An exact copy of the records is needed; please leave the images out.

◆ INFORMATION GIVEN

▼

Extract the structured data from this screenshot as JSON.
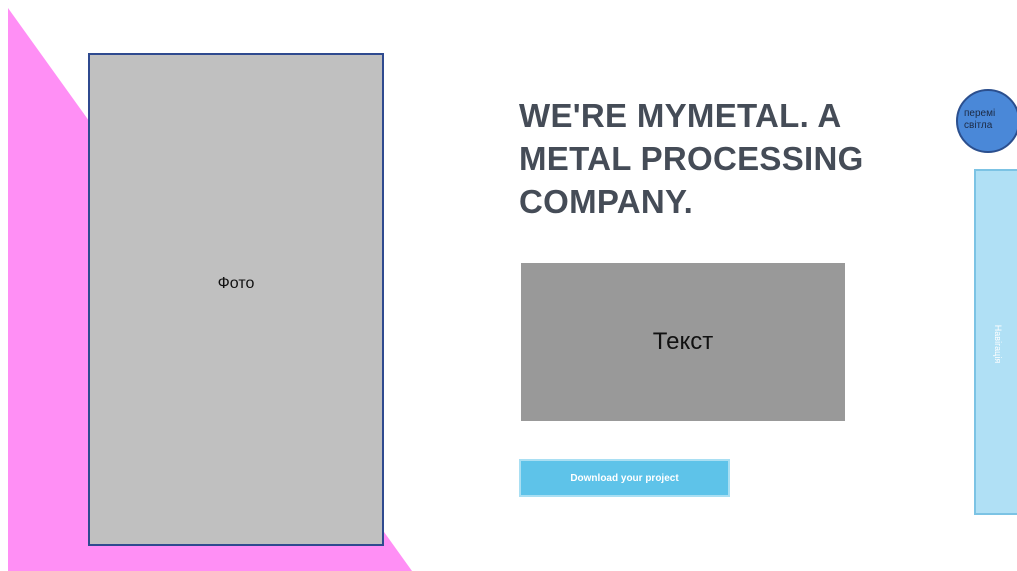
{
  "hero": {
    "photo_label": "Фото",
    "headline_line1": "WE'RE MYMETAL. A",
    "headline_line2": "METAL PROCESSING",
    "headline_line3": "COMPANY.",
    "text_placeholder": "Текст",
    "download_label": "Download your project"
  },
  "theme_toggle": {
    "line1": "перемі",
    "line2": "світла"
  },
  "nav": {
    "label": "Навігація"
  },
  "colors": {
    "pink_accent": "#ff8ff5",
    "photo_fill": "#c0c0c0",
    "photo_border": "#2f4a8f",
    "headline": "#454c57",
    "text_box": "#999999",
    "button": "#5ec3e9",
    "toggle": "#4a88d8",
    "nav_panel": "#b0e0f5"
  }
}
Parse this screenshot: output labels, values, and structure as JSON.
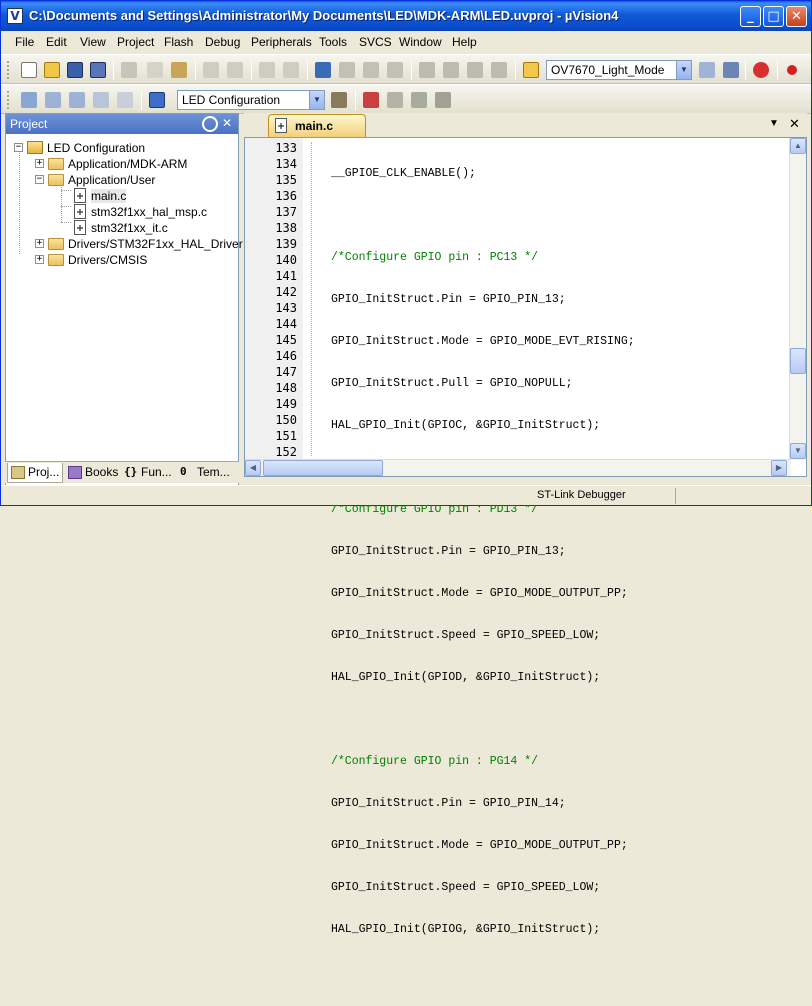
{
  "window": {
    "title": "C:\\Documents and Settings\\Administrator\\My Documents\\LED\\MDK-ARM\\LED.uvproj - µVision4",
    "minimize": "_",
    "maximize": "□",
    "close": "✕"
  },
  "menu": [
    "File",
    "Edit",
    "View",
    "Project",
    "Flash",
    "Debug",
    "Peripherals",
    "Tools",
    "SVCS",
    "Window",
    "Help"
  ],
  "toolbar1": {
    "target_combo": "OV7670_Light_Mode"
  },
  "toolbar2": {
    "config_combo": "LED Configuration"
  },
  "project_panel": {
    "title": "Project",
    "pin": "⌘",
    "close": "✕",
    "tree": [
      {
        "label": "LED Configuration",
        "type": "project",
        "expanded": true
      },
      {
        "label": "Application/MDK-ARM",
        "type": "folder",
        "expanded": false
      },
      {
        "label": "Application/User",
        "type": "folder",
        "expanded": true
      },
      {
        "label": "main.c",
        "type": "file"
      },
      {
        "label": "stm32f1xx_hal_msp.c",
        "type": "file"
      },
      {
        "label": "stm32f1xx_it.c",
        "type": "file"
      },
      {
        "label": "Drivers/STM32F1xx_HAL_Driver",
        "type": "folder",
        "expanded": false
      },
      {
        "label": "Drivers/CMSIS",
        "type": "folder",
        "expanded": false
      }
    ],
    "tabs": [
      "Proj...",
      "Books",
      "Fun...",
      "Tem..."
    ]
  },
  "editor": {
    "tab_label": "main.c",
    "dropdown": "▼",
    "close": "✕",
    "line_numbers": [
      "133",
      "134",
      "135",
      "136",
      "137",
      "138",
      "139",
      "140",
      "141",
      "142",
      "143",
      "144",
      "145",
      "146",
      "147",
      "148",
      "149",
      "150",
      "151",
      "152"
    ],
    "lines": [
      "__GPIOE_CLK_ENABLE();",
      "",
      "/*Configure GPIO pin : PC13 */",
      "GPIO_InitStruct.Pin = GPIO_PIN_13;",
      "GPIO_InitStruct.Mode = GPIO_MODE_EVT_RISING;",
      "GPIO_InitStruct.Pull = GPIO_NOPULL;",
      "HAL_GPIO_Init(GPIOC, &GPIO_InitStruct);",
      "",
      "/*Configure GPIO pin : PD13 */",
      "GPIO_InitStruct.Pin = GPIO_PIN_13;",
      "GPIO_InitStruct.Mode = GPIO_MODE_OUTPUT_PP;",
      "GPIO_InitStruct.Speed = GPIO_SPEED_LOW;",
      "HAL_GPIO_Init(GPIOD, &GPIO_InitStruct);",
      "",
      "/*Configure GPIO pin : PG14 */",
      "GPIO_InitStruct.Pin = GPIO_PIN_14;",
      "GPIO_InitStruct.Mode = GPIO_MODE_OUTPUT_PP;",
      "GPIO_InitStruct.Speed = GPIO_SPEED_LOW;",
      "HAL_GPIO_Init(GPIOG, &GPIO_InitStruct);",
      ""
    ],
    "comment_color": "#008000"
  },
  "statusbar": {
    "debugger": "ST-Link Debugger"
  },
  "colors": {
    "titlebar": "#0b4fd0",
    "panel_header": "#4a72c4",
    "tab_active": "#f3d078"
  }
}
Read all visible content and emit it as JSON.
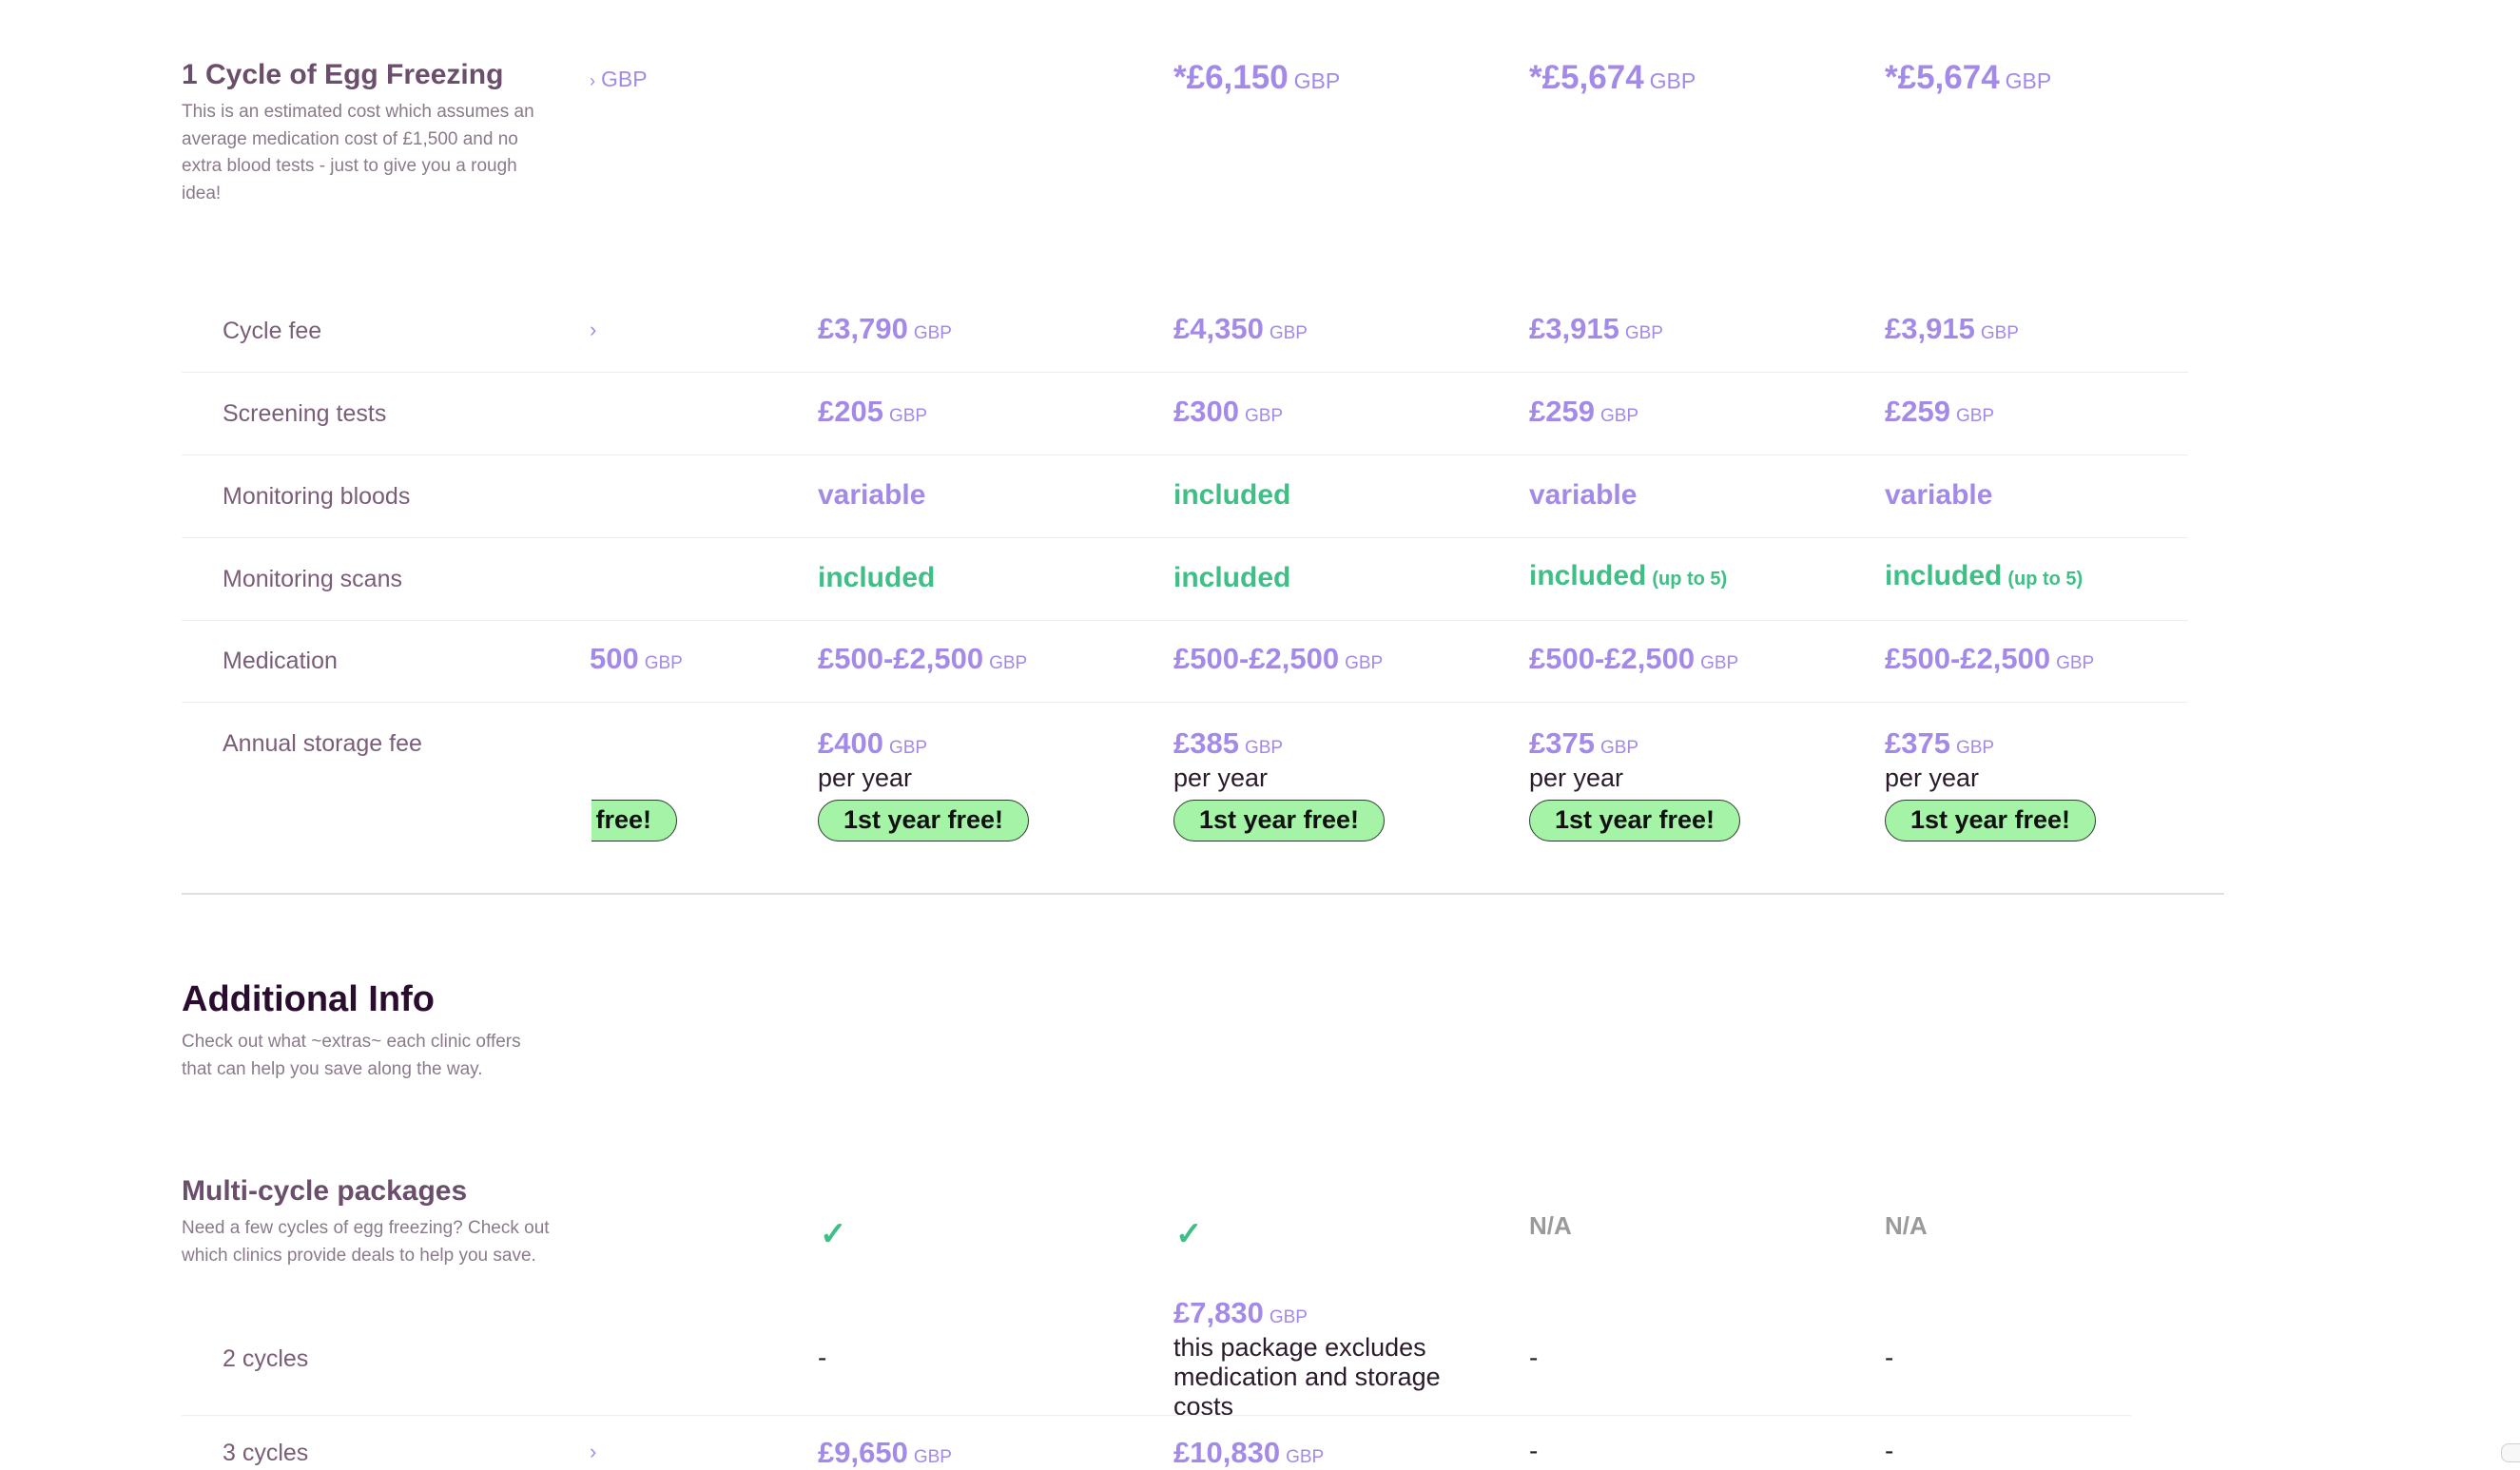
{
  "egg_freezing": {
    "title": "1 Cycle of Egg Freezing",
    "description": "This is an estimated cost which assumes an average medication cost of £1,500 and no extra blood tests - just to give you a rough idea!",
    "partial_currency": "GBP",
    "totals": [
      {
        "amount": "*£6,150",
        "currency": "GBP"
      },
      {
        "amount": "*£5,674",
        "currency": "GBP"
      },
      {
        "amount": "*£5,674",
        "currency": "GBP"
      }
    ]
  },
  "rows": {
    "cycle_fee": {
      "label": "Cycle fee",
      "partial": "›",
      "values": [
        {
          "amount": "£3,790",
          "currency": "GBP"
        },
        {
          "amount": "£4,350",
          "currency": "GBP"
        },
        {
          "amount": "£3,915",
          "currency": "GBP"
        },
        {
          "amount": "£3,915",
          "currency": "GBP"
        }
      ]
    },
    "screening": {
      "label": "Screening tests",
      "values": [
        {
          "amount": "£205",
          "currency": "GBP"
        },
        {
          "amount": "£300",
          "currency": "GBP"
        },
        {
          "amount": "£259",
          "currency": "GBP"
        },
        {
          "amount": "£259",
          "currency": "GBP"
        }
      ]
    },
    "monitoring_bloods": {
      "label": "Monitoring bloods",
      "values": [
        "variable",
        "included",
        "variable",
        "variable"
      ]
    },
    "monitoring_scans": {
      "label": "Monitoring scans",
      "values": [
        "included",
        "included",
        "included",
        "included"
      ],
      "notes": [
        "",
        "",
        "(up to 5)",
        "(up to 5)"
      ]
    },
    "medication": {
      "label": "Medication",
      "partial_amount": "500",
      "partial_currency": "GBP",
      "values": [
        {
          "amount": "£500-£2,500",
          "currency": "GBP"
        },
        {
          "amount": "£500-£2,500",
          "currency": "GBP"
        },
        {
          "amount": "£500-£2,500",
          "currency": "GBP"
        },
        {
          "amount": "£500-£2,500",
          "currency": "GBP"
        }
      ]
    },
    "storage": {
      "label": "Annual storage fee",
      "per_year": "per year",
      "badge": "1st year free!",
      "values": [
        {
          "amount": "£400",
          "currency": "GBP"
        },
        {
          "amount": "£385",
          "currency": "GBP"
        },
        {
          "amount": "£375",
          "currency": "GBP"
        },
        {
          "amount": "£375",
          "currency": "GBP"
        }
      ]
    }
  },
  "additional": {
    "title": "Additional Info",
    "description": "Check out what ~extras~ each clinic offers that can help you save along the way."
  },
  "multi_cycle": {
    "title": "Multi-cycle packages",
    "description": "Need a few cycles of egg freezing? Check out which clinics provide deals to help you save.",
    "availability": [
      "✓",
      "✓",
      "N/A",
      "N/A"
    ],
    "two_cycles": {
      "label": "2 cycles",
      "c1": "-",
      "c2_amount": "£7,830",
      "c2_currency": "GBP",
      "c2_note": "this package excludes medication and storage costs",
      "c3": "-",
      "c4": "-"
    },
    "three_cycles": {
      "label": "3 cycles",
      "partial": "›",
      "c1_amount": "£9,650",
      "c1_currency": "GBP",
      "c2_amount": "£10,830",
      "c2_currency": "GBP",
      "c3": "-",
      "c4": "-"
    }
  }
}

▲

◆ ANSWER AREA
Extract the structured data from this screenshot as JSON.
{
  "hero": {
    "photo_label": "Фото",
    "headline_line1": "WE'RE MYMETAL. A",
    "headline_line2": "METAL PROCESSING",
    "headline_line3": "COMPANY.",
    "text_placeholder": "Текст",
    "download_label": "Download your project"
  },
  "theme_toggle": {
    "line1": "перемі",
    "line2": "світла"
  },
  "nav": {
    "label": "Навігація"
  },
  "colors": {
    "pink_accent": "#ff8ff5",
    "photo_fill": "#c0c0c0",
    "photo_border": "#2f4a8f",
    "headline": "#454c57",
    "text_box": "#999999",
    "button": "#5ec3e9",
    "toggle": "#4a88d8",
    "nav_panel": "#b0e0f5"
  }
}
Parse this screenshot: output labels, values, and structure as JSON.
{
  "window": {
    "title": "C:\\Documents and Settings\\Administrator\\My Documents\\LED\\MDK-ARM\\LED.uvproj - µVision4",
    "minimize": "_",
    "maximize": "□",
    "close": "✕"
  },
  "menu": [
    "File",
    "Edit",
    "View",
    "Project",
    "Flash",
    "Debug",
    "Peripherals",
    "Tools",
    "SVCS",
    "Window",
    "Help"
  ],
  "toolbar1": {
    "target_combo": "OV7670_Light_Mode"
  },
  "toolbar2": {
    "config_combo": "LED Configuration"
  },
  "project_panel": {
    "title": "Project",
    "pin": "⌘",
    "close": "✕",
    "tree": [
      {
        "label": "LED Configuration",
        "type": "project",
        "expanded": true
      },
      {
        "label": "Application/MDK-ARM",
        "type": "folder",
        "expanded": false
      },
      {
        "label": "Application/User",
        "type": "folder",
        "expanded": true
      },
      {
        "label": "main.c",
        "type": "file"
      },
      {
        "label": "stm32f1xx_hal_msp.c",
        "type": "file"
      },
      {
        "label": "stm32f1xx_it.c",
        "type": "file"
      },
      {
        "label": "Drivers/STM32F1xx_HAL_Driver",
        "type": "folder",
        "expanded": false
      },
      {
        "label": "Drivers/CMSIS",
        "type": "folder",
        "expanded": false
      }
    ],
    "tabs": [
      "Proj...",
      "Books",
      "Fun...",
      "Tem..."
    ]
  },
  "editor": {
    "tab_label": "main.c",
    "dropdown": "▼",
    "close": "✕",
    "line_numbers": [
      "133",
      "134",
      "135",
      "136",
      "137",
      "138",
      "139",
      "140",
      "141",
      "142",
      "143",
      "144",
      "145",
      "146",
      "147",
      "148",
      "149",
      "150",
      "151",
      "152"
    ],
    "lines": [
      "__GPIOE_CLK_ENABLE();",
      "",
      "/*Configure GPIO pin : PC13 */",
      "GPIO_InitStruct.Pin = GPIO_PIN_13;",
      "GPIO_InitStruct.Mode = GPIO_MODE_EVT_RISING;",
      "GPIO_InitStruct.Pull = GPIO_NOPULL;",
      "HAL_GPIO_Init(GPIOC, &GPIO_InitStruct);",
      "",
      "/*Configure GPIO pin : PD13 */",
      "GPIO_InitStruct.Pin = GPIO_PIN_13;",
      "GPIO_InitStruct.Mode = GPIO_MODE_OUTPUT_PP;",
      "GPIO_InitStruct.Speed = GPIO_SPEED_LOW;",
      "HAL_GPIO_Init(GPIOD, &GPIO_InitStruct);",
      "",
      "/*Configure GPIO pin : PG14 */",
      "GPIO_InitStruct.Pin = GPIO_PIN_14;",
      "GPIO_InitStruct.Mode = GPIO_MODE_OUTPUT_PP;",
      "GPIO_InitStruct.Speed = GPIO_SPEED_LOW;",
      "HAL_GPIO_Init(GPIOG, &GPIO_InitStruct);",
      ""
    ],
    "comment_color": "#008000"
  },
  "statusbar": {
    "debugger": "ST-Link Debugger"
  },
  "colors": {
    "titlebar": "#0b4fd0",
    "panel_header": "#4a72c4",
    "tab_active": "#f3d078"
  }
}
Read all visible content and emit it as JSON.
{
  "egg_freezing": {
    "title": "1 Cycle of Egg Freezing",
    "description": "This is an estimated cost which assumes an average medication cost of £1,500 and no extra blood tests - just to give you a rough idea!",
    "partial_currency": "GBP",
    "totals": [
      {
        "amount": "*£6,150",
        "currency": "GBP"
      },
      {
        "amount": "*£5,674",
        "currency": "GBP"
      },
      {
        "amount": "*£5,674",
        "currency": "GBP"
      }
    ]
  },
  "rows": {
    "cycle_fee": {
      "label": "Cycle fee",
      "partial": "›",
      "values": [
        {
          "amount": "£3,790",
          "currency": "GBP"
        },
        {
          "amount": "£4,350",
          "currency": "GBP"
        },
        {
          "amount": "£3,915",
          "currency": "GBP"
        },
        {
          "amount": "£3,915",
          "currency": "GBP"
        }
      ]
    },
    "screening": {
      "label": "Screening tests",
      "values": [
        {
          "amount": "£205",
          "currency": "GBP"
        },
        {
          "amount": "£300",
          "currency": "GBP"
        },
        {
          "amount": "£259",
          "currency": "GBP"
        },
        {
          "amount": "£259",
          "currency": "GBP"
        }
      ]
    },
    "monitoring_bloods": {
      "label": "Monitoring bloods",
      "values": [
        "variable",
        "included",
        "variable",
        "variable"
      ]
    },
    "monitoring_scans": {
      "label": "Monitoring scans",
      "values": [
        "included",
        "included",
        "included",
        "included"
      ],
      "notes": [
        "",
        "",
        "(up to 5)",
        "(up to 5)"
      ]
    },
    "medication": {
      "label": "Medication",
      "partial_amount": "500",
      "partial_currency": "GBP",
      "values": [
        {
          "amount": "£500-£2,500",
          "currency": "GBP"
        },
        {
          "amount": "£500-£2,500",
          "currency": "GBP"
        },
        {
          "amount": "£500-£2,500",
          "currency": "GBP"
        },
        {
          "amount": "£500-£2,500",
          "currency": "GBP"
        }
      ]
    },
    "storage": {
      "label": "Annual storage fee",
      "per_year": "per year",
      "badge": "1st year free!",
      "values": [
        {
          "amount": "£400",
          "currency": "GBP"
        },
        {
          "amount": "£385",
          "currency": "GBP"
        },
        {
          "amount": "£375",
          "currency": "GBP"
        },
        {
          "amount": "£375",
          "currency": "GBP"
        }
      ]
    }
  },
  "additional": {
    "title": "Additional Info",
    "description": "Check out what ~extras~ each clinic offers that can help you save along the way."
  },
  "multi_cycle": {
    "title": "Multi-cycle packages",
    "description": "Need a few cycles of egg freezing? Check out which clinics provide deals to help you save.",
    "availability": [
      "✓",
      "✓",
      "N/A",
      "N/A"
    ],
    "two_cycles": {
      "label": "2 cycles",
      "c1": "-",
      "c2_amount": "£7,830",
      "c2_currency": "GBP",
      "c2_note": "this package excludes medication and storage costs",
      "c3": "-",
      "c4": "-"
    },
    "three_cycles": {
      "label": "3 cycles",
      "partial": "›",
      "c1_amount": "£9,650",
      "c1_currency": "GBP",
      "c2_amount": "£10,830",
      "c2_currency": "GBP",
      "c3": "-",
      "c4": "-"
    }
  }
}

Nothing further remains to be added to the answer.